**Task brief**
Look through the data below. Show each line where the string "assert" occurs.

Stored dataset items
════
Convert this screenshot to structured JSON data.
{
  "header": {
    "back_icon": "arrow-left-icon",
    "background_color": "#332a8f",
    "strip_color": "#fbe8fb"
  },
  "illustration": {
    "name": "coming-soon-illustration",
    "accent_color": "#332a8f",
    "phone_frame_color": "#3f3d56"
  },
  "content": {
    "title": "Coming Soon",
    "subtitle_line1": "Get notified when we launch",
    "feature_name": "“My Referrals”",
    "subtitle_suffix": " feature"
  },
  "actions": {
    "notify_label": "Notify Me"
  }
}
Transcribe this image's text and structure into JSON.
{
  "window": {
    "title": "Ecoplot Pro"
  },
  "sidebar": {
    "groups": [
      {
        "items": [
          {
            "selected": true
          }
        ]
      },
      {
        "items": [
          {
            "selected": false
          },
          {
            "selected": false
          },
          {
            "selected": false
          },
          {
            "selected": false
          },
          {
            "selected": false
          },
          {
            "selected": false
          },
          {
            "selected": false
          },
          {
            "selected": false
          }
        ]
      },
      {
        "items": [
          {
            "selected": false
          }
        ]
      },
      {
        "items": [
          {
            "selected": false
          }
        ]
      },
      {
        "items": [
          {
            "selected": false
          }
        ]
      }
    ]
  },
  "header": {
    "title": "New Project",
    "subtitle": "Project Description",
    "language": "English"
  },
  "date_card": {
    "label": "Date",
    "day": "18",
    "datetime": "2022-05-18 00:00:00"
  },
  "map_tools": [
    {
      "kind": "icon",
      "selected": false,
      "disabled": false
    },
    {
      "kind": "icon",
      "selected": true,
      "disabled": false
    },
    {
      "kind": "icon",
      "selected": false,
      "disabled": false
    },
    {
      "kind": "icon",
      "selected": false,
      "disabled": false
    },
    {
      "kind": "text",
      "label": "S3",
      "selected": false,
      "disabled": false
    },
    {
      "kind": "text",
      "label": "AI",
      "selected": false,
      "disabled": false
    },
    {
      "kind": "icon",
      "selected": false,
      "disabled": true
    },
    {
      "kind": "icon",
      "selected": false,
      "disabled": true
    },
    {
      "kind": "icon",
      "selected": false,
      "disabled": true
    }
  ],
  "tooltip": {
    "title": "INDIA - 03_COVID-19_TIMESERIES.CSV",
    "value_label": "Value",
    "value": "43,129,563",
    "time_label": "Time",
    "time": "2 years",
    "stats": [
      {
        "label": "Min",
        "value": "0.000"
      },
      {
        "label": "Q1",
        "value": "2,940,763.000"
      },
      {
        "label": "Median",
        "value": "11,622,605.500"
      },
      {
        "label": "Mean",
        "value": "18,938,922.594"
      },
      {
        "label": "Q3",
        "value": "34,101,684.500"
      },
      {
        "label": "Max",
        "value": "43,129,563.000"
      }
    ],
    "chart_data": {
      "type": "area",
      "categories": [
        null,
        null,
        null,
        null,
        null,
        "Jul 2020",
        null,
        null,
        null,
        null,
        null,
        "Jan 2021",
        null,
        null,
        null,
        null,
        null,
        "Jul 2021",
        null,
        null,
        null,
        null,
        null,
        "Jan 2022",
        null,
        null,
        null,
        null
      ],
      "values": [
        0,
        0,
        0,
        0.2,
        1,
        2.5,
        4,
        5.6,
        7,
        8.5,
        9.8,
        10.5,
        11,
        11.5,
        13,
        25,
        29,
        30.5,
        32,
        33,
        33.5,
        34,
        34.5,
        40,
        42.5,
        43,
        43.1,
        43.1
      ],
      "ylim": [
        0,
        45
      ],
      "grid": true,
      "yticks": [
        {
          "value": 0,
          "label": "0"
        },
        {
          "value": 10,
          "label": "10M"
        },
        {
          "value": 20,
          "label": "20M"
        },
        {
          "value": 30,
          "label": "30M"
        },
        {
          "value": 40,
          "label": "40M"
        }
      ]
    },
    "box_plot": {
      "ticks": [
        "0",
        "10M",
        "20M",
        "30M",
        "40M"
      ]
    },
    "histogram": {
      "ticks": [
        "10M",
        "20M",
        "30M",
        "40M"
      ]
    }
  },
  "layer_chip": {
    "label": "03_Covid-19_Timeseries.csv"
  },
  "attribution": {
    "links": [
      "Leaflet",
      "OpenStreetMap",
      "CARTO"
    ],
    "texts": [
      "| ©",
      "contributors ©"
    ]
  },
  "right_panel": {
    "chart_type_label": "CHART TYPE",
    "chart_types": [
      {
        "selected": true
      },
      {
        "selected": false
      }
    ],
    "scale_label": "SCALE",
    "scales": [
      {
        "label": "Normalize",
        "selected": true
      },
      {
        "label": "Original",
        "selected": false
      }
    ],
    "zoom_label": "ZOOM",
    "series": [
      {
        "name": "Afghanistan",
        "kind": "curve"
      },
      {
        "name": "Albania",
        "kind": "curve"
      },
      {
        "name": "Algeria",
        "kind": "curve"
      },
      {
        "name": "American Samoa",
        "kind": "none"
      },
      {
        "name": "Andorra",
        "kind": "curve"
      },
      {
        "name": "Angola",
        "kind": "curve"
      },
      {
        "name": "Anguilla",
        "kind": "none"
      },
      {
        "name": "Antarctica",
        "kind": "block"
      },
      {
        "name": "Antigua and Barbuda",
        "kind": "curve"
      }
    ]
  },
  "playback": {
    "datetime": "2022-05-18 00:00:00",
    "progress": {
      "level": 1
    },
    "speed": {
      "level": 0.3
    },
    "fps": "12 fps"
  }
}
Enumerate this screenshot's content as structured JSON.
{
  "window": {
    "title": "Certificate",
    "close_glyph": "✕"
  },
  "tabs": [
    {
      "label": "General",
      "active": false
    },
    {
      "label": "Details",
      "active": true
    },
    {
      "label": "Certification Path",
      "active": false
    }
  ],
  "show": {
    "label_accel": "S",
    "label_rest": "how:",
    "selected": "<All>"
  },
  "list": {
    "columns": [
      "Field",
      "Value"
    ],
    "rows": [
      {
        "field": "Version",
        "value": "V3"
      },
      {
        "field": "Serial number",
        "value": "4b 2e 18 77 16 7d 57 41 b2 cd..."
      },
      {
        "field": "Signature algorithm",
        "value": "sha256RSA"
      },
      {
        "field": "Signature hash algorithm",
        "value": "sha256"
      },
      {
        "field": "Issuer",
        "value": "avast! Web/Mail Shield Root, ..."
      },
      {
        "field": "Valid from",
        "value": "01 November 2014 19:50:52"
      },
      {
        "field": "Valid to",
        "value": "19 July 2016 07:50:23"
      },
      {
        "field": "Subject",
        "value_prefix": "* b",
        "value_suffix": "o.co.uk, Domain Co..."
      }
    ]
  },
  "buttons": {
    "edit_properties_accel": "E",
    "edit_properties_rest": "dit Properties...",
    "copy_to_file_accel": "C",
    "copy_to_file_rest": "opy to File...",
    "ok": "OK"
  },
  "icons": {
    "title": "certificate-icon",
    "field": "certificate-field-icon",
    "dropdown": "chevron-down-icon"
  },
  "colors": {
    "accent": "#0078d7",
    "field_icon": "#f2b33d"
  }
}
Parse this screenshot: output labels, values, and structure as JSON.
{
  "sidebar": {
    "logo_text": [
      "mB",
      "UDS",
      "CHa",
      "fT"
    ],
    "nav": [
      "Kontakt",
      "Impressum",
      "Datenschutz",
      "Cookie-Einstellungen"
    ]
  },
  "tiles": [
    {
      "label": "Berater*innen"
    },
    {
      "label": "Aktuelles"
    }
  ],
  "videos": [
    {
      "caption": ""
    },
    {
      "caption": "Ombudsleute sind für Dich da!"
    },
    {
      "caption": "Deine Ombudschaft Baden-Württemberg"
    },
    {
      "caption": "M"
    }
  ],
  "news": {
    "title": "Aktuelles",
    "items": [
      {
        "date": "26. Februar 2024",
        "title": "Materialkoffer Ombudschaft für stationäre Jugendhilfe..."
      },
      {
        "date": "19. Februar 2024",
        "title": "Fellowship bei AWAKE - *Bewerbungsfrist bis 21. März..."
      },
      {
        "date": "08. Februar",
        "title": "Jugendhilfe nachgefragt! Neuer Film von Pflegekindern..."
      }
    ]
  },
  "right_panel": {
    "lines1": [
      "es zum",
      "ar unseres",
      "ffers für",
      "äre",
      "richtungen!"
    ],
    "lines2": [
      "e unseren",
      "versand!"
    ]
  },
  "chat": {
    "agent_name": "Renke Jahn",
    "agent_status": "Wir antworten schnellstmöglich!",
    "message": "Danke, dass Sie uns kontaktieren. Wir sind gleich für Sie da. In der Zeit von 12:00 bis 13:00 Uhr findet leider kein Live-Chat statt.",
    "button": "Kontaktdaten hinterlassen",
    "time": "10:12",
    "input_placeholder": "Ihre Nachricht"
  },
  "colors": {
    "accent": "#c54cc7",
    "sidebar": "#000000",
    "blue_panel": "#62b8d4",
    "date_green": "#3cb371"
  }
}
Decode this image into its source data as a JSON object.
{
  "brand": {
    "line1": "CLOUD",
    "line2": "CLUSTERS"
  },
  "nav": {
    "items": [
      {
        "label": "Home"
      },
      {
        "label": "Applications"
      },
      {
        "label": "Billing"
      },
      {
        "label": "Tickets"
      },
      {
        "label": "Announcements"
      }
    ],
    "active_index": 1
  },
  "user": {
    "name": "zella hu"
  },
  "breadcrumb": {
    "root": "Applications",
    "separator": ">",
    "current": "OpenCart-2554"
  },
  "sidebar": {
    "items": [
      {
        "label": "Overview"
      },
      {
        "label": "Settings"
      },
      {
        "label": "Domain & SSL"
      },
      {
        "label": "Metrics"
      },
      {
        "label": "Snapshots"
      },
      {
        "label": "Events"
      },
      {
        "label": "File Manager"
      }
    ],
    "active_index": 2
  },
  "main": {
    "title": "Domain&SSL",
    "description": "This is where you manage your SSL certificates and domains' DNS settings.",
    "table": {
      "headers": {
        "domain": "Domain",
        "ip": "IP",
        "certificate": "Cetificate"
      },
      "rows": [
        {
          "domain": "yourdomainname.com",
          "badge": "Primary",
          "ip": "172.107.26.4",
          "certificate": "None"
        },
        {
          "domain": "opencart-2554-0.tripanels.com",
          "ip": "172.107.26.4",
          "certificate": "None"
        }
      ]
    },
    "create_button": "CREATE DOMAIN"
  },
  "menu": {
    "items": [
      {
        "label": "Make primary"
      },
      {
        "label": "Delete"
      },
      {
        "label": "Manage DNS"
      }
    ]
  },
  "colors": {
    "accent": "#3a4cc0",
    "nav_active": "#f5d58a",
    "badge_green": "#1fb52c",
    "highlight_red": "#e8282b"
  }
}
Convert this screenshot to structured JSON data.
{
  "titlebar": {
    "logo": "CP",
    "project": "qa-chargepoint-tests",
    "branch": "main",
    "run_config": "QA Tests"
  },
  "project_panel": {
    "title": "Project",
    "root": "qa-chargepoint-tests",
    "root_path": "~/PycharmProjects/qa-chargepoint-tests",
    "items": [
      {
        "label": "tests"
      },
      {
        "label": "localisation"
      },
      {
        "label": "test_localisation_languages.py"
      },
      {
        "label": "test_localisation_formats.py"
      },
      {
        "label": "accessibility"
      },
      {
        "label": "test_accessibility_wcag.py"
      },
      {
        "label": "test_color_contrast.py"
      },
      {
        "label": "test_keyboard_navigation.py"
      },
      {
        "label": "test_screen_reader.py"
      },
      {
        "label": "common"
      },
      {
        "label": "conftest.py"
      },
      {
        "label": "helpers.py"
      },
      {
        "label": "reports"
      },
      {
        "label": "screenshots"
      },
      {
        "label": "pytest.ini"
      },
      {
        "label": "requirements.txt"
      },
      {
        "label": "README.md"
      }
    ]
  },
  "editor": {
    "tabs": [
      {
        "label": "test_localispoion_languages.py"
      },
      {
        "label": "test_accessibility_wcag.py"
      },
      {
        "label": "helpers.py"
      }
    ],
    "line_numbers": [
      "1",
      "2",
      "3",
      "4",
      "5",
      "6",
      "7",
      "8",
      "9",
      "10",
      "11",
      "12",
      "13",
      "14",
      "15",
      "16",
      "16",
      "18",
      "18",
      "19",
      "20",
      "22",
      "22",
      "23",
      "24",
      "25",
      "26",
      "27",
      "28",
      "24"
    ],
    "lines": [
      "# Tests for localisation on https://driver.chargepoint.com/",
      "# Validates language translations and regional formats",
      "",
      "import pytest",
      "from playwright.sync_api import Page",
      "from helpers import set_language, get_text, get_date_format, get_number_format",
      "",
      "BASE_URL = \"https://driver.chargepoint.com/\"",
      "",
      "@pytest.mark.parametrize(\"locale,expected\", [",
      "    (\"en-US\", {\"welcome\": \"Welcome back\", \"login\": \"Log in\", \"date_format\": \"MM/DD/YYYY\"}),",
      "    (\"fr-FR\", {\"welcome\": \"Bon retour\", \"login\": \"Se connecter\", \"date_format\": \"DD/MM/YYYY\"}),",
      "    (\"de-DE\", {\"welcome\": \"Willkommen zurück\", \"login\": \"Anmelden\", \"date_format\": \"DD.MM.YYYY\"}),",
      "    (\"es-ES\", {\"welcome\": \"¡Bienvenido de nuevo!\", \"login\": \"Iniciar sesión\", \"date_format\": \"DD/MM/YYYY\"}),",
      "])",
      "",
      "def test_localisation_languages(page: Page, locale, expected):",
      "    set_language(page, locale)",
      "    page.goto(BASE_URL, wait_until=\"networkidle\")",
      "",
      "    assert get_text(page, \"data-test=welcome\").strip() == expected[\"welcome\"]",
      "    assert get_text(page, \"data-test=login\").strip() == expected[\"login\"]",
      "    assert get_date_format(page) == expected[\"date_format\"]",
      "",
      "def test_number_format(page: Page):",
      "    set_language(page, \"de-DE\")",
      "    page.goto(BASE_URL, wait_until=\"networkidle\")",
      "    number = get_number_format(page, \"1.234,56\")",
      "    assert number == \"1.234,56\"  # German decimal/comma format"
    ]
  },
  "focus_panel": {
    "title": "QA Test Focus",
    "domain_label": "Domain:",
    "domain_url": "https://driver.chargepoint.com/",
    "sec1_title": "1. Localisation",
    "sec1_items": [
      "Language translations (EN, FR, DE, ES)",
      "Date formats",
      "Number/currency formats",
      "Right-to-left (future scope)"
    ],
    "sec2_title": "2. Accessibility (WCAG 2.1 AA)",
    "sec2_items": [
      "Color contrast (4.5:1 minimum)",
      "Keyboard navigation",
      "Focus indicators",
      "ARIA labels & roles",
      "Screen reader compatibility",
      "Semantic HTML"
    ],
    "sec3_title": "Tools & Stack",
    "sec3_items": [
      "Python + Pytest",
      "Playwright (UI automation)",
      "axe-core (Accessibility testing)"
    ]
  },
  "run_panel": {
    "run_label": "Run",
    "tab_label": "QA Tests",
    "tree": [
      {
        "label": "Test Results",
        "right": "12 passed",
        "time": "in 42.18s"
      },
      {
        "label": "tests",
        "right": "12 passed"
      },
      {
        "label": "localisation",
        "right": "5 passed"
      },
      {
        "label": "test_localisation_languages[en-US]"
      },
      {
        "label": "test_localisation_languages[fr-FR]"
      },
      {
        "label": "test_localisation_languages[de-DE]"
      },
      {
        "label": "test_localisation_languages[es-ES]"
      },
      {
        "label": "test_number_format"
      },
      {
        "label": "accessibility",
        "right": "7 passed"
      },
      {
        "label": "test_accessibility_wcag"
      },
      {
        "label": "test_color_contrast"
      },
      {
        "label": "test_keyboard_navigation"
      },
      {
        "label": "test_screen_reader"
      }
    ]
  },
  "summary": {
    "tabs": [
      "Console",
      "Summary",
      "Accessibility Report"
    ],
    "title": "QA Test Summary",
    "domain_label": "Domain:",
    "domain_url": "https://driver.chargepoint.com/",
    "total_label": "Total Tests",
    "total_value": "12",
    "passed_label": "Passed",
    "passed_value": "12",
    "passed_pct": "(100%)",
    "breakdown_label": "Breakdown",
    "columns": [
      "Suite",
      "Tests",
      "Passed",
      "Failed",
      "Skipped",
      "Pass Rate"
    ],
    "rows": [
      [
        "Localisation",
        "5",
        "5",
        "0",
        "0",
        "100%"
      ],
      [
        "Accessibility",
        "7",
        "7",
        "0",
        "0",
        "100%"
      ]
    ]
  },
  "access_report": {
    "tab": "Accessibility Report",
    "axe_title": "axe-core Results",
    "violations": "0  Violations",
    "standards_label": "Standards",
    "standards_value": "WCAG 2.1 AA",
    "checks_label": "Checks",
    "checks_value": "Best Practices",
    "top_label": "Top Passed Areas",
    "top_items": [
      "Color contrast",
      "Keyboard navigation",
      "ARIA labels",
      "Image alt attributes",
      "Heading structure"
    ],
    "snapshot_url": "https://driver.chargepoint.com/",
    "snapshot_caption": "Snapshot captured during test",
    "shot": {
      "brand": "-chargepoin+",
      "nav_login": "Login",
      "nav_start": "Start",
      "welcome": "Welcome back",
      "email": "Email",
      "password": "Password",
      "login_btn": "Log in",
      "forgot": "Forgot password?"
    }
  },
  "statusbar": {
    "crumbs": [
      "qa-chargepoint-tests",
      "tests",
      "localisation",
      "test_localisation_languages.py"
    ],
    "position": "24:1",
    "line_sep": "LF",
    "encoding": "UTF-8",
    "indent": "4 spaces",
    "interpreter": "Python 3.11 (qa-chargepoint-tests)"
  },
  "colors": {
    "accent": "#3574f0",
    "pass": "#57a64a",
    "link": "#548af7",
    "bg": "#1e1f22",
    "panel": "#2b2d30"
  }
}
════
**Solution to this problem**
      "    assert get_text(page, \"data-test=welcome\").strip() == expected[\"welcome\"]",
      "    assert get_text(page, \"data-test=login\").strip() == expected[\"login\"]",
      "    assert get_date_format(page) == expected[\"date_format\"]",
      "    assert number == \"1.234,56\"  # German decimal/comma format"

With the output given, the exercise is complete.